ILWACO Columbia River Bar Pilot Capt. Kevin Dooney, 46, of Ilwaco, known for his beaming smile and can-do attitude, died in a plane crash Saturday.
The crash occurred at Otter Point in the Lewis and Clark National Historical Park (Fort Clatsop). Early reports from the Federal Aviation Administration that indicated Dooney had taken off from the Astoria Airport just before the crash do not appear to be accurate. Investigators say it may be some time before the cause of the crash is known.
Dooneys plane was a single-engine, four-seat Piper Comanche. It was his personal plane, and he was the only person on board. Jasmine, Dooneys Rottweiler, also died in the crash.
An incident report from the Clatsop County Sheriffs Office indicates that electrical problems may be to blame.
According to the report, John Twiss, a flight mechanic at the Astoria Airport, was on the radio with Dooney just before the crash. Dooney told Twiss that he was having landing gear problems and electrical problems.
Then Twiss lost contact with the pilot. The next thing he heard was the police and emergency medical service sirens.
Dooney will be remembered by his peers as a good friend and an important member of the bar pilot group, said Columbia River Bar Pilot Capt. Robert Johnson Monday.
He always had a big smile on his face, Johnson said. He was a happy person.
Witnesses share details
The planes impact made Ronald Endicotts 50,000-pound excavator bounce.
Endicott was one of three men with contractor Henderson Land Services working on a National Park Service restoration project at Otter Point. He was working along one area of the Otter Point site, clearing away red canary grass.
When the excavator bounced, his first thought was that maybe one of the other men had dropped a steel plate. He looked over and saw they were only hauling dirt.

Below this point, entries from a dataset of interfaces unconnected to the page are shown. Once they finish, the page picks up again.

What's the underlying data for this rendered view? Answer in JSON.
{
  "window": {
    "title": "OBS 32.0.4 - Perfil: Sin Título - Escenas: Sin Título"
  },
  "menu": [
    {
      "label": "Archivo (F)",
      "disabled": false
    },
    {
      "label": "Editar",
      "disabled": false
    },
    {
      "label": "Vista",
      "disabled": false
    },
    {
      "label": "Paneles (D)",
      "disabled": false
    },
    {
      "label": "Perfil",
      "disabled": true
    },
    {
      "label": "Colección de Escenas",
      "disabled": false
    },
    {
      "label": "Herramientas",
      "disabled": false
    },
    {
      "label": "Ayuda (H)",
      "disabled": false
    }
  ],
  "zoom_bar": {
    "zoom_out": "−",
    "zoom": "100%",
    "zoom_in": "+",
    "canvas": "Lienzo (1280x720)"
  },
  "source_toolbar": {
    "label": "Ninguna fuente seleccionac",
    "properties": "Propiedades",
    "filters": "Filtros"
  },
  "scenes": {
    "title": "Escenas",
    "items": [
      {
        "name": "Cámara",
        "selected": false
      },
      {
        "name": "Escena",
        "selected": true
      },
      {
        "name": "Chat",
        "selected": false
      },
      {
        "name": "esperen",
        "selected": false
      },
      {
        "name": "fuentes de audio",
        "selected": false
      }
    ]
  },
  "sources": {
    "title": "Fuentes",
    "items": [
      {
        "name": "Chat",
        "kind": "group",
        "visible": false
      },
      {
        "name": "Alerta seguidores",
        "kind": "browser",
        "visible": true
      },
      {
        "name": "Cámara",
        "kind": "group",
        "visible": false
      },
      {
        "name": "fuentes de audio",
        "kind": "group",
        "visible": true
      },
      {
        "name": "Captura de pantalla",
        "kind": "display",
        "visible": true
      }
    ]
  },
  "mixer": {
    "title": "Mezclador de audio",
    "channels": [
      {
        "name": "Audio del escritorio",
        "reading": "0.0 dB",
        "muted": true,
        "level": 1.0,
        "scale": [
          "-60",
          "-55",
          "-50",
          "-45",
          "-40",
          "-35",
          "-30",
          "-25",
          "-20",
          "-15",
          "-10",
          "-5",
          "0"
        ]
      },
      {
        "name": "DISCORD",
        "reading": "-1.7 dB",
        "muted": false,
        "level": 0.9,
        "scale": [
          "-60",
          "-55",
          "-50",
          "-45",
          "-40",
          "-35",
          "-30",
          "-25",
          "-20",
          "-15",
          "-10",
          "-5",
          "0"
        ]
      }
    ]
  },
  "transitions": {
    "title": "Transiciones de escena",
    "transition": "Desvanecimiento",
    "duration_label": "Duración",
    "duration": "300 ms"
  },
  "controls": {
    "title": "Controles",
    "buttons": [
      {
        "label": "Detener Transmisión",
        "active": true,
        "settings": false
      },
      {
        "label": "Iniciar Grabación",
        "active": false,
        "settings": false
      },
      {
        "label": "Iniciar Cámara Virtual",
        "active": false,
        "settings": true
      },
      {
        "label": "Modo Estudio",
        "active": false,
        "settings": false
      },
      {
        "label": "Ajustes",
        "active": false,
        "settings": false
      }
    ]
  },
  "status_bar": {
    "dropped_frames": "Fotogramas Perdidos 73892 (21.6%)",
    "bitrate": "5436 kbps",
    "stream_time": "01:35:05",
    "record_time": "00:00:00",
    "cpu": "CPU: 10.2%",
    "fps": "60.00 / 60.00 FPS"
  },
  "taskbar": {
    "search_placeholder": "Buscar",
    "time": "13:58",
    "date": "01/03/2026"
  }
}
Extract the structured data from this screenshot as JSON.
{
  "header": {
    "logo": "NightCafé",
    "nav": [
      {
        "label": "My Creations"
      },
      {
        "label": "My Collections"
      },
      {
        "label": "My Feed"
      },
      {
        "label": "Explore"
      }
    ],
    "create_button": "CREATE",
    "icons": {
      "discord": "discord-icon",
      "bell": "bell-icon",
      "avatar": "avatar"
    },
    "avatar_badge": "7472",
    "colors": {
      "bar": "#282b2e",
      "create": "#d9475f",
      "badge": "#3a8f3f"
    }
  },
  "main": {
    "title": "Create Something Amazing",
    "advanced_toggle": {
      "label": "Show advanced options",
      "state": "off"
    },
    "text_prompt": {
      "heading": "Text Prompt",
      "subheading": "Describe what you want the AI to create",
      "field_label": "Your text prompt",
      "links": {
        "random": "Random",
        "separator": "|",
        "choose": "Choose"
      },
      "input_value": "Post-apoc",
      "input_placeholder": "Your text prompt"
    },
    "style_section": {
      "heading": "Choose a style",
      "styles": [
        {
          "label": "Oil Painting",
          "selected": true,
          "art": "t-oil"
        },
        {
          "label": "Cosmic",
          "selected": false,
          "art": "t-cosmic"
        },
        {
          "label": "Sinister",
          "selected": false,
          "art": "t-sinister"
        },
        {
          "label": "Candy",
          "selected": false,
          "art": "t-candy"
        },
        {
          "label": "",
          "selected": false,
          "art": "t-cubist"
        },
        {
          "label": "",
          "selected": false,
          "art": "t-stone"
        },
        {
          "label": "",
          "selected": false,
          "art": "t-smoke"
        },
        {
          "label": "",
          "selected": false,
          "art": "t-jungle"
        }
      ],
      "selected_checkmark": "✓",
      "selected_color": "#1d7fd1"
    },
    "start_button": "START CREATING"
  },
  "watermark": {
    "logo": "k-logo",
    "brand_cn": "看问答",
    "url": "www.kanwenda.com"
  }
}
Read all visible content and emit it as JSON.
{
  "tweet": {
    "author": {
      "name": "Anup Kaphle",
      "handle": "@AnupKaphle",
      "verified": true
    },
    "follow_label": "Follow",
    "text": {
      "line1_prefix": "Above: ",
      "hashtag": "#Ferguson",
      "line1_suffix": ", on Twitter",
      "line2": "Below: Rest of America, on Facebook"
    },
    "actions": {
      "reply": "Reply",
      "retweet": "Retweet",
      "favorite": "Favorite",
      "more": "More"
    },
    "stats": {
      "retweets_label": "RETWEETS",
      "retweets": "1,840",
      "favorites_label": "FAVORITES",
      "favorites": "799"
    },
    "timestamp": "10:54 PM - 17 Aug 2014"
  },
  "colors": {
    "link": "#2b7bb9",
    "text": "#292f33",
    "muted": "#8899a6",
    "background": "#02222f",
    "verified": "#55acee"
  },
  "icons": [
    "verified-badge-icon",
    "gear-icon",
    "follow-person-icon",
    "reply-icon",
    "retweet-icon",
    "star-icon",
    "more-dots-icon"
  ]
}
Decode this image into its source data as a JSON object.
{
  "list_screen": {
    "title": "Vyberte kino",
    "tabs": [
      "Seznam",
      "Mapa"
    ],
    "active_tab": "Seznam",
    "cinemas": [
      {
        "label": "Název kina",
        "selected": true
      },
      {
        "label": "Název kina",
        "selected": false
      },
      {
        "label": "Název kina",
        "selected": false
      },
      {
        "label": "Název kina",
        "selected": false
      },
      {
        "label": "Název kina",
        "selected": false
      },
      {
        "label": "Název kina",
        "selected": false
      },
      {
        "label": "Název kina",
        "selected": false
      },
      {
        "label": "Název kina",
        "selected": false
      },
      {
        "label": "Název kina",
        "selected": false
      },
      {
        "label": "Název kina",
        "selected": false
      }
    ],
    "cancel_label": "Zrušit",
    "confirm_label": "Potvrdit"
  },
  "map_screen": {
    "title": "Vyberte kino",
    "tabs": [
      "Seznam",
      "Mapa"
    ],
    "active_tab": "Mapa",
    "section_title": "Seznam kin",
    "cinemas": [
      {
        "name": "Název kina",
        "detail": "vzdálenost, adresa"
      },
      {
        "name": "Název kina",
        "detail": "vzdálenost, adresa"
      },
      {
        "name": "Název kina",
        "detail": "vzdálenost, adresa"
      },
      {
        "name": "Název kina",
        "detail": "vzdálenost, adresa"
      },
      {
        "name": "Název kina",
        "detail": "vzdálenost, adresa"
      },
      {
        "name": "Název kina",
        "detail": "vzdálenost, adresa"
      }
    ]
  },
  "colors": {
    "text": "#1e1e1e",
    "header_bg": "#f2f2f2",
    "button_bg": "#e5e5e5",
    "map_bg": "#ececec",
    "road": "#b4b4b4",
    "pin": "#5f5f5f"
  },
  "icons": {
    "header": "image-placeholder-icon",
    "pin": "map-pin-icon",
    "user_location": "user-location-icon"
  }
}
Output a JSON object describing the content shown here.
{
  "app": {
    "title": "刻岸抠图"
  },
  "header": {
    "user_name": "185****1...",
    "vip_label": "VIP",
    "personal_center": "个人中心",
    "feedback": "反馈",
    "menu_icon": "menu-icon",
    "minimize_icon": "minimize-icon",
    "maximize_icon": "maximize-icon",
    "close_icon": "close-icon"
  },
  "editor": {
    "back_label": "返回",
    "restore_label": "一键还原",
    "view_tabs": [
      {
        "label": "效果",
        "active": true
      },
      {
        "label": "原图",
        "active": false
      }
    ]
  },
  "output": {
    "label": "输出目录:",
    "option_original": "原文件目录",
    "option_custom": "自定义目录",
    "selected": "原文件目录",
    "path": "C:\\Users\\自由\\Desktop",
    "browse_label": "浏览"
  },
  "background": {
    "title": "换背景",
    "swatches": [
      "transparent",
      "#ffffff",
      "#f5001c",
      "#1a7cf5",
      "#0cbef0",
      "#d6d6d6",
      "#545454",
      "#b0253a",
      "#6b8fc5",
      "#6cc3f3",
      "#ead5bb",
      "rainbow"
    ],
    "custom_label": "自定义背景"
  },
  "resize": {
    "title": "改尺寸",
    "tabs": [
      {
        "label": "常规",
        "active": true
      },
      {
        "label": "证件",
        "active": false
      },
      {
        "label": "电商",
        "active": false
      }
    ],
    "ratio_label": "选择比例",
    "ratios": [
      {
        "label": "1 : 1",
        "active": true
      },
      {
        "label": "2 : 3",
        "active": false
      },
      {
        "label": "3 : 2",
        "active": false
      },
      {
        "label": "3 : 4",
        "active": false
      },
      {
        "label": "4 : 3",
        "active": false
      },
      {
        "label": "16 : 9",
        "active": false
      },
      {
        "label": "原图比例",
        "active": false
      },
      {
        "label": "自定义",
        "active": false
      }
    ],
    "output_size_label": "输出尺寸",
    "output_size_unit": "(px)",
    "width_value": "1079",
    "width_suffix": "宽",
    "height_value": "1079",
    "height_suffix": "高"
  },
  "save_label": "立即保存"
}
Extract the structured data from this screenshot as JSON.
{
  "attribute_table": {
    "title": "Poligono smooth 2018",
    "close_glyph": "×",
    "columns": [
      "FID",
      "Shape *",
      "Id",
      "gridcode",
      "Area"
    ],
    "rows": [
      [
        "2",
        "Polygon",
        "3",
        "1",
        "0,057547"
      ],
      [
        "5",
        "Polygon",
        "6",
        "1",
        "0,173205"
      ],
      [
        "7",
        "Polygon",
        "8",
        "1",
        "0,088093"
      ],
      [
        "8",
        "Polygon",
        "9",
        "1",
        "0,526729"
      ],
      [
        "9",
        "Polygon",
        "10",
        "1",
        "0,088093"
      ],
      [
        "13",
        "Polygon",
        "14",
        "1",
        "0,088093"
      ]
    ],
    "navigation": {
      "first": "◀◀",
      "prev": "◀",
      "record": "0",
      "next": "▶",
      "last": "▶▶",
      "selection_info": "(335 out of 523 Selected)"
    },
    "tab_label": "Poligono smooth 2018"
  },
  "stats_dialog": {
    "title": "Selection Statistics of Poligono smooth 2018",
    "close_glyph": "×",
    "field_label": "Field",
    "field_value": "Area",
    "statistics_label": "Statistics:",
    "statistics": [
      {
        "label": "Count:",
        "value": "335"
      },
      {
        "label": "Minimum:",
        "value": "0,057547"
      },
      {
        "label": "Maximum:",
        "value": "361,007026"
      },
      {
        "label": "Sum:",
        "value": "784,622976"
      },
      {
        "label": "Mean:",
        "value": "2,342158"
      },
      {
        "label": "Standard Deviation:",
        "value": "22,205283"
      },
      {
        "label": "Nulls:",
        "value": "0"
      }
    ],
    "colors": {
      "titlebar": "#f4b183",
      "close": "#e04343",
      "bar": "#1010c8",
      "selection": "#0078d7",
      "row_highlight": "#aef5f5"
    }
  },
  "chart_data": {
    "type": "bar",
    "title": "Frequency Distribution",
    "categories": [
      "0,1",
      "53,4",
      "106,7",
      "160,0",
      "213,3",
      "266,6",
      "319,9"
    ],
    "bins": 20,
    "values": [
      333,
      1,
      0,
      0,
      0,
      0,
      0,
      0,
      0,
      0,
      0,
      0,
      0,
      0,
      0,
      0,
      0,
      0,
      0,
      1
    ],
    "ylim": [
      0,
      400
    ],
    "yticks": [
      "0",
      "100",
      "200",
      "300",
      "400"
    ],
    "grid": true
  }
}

He slowly turned the excavator around. As he looked across the site, he could just make out the tail of plane rising from the grass about 100 feet away. There was a puff of smoke, but no flames.
I did a double-take, Endicott said. The farthest thing from my mind (after the impact) was that it would be an airplane.
He ran across the grass. He could see that the motor and propeller were embedded in the ground about 3 feet deep, he estimated.
He could also see that the pilot was dead.
It was pretty obvious, Endicott said. And there was nothing I could do except call 911.
Hed never heard the plane coming. There was just the impact, accompanied by a loud slapping noise and then it was over, he said.
Warrenton resident Eugene Barrow witnessed the crash from property just west of Otter Point.
He told deputies he saw the plane descend in a corkscrew fashion, straight down to the ground. The plane didnt appear to be under power, he said.
The initial investigation was handled by the Federal Aviation Administration, but has since been passed to the National Transportation Safety Boards Seattle-area office. Investigators from the FAA visited the crash site Monday in order to determine how to remove the wreckage, said Clatsop County Sheriff Tom Bergin.
David Szymanski, superintendent at the Lewis and Clark National Historical Park (Fort Clatsop) said park staff will need to determine if any fuel or oil spilled in the area.
Loved his job on the water
Dooney, of Irish heritage, was hired as a bar pilot on St. Patricks Day in 2008, a fact that he relished.
He took great delight in that, Johnson said. Dooney lived in Ilwaco, but leaves family behind in Florida, he added.
Before coming to the area, Dooney learned his trade at the Texas Maritime Academy, moving on to numerous merchant vessels and eventually becoming a marine pilot in a Russian oil port.
Dooney will be missed by his co-workers, who will remember him as a willing partner who would do whatever it took to keep their frequently shifting schedule under control.
He was always willing to do the hard job, the long job, Johnson said.
Dooney enjoyed exercising, spending time with family and traveling, and had been planning a trip to South America, Johnson said.
Arrangements for a local funeral service have not been made yet, he added.
Student journalists at the University of Oregon produced a story on the bar pilots for Flux Magazine. It was pubished last week in the magazine. The print story was written by David W. Moody with photography by Moody and three other students, including Chinook Observer intern Maddie Dickerson. An accompanying video report about the bar pilots by Jake Swantko and Grace Caton which features Dooney can be seen at: www.tinyurl.com/3p59tcr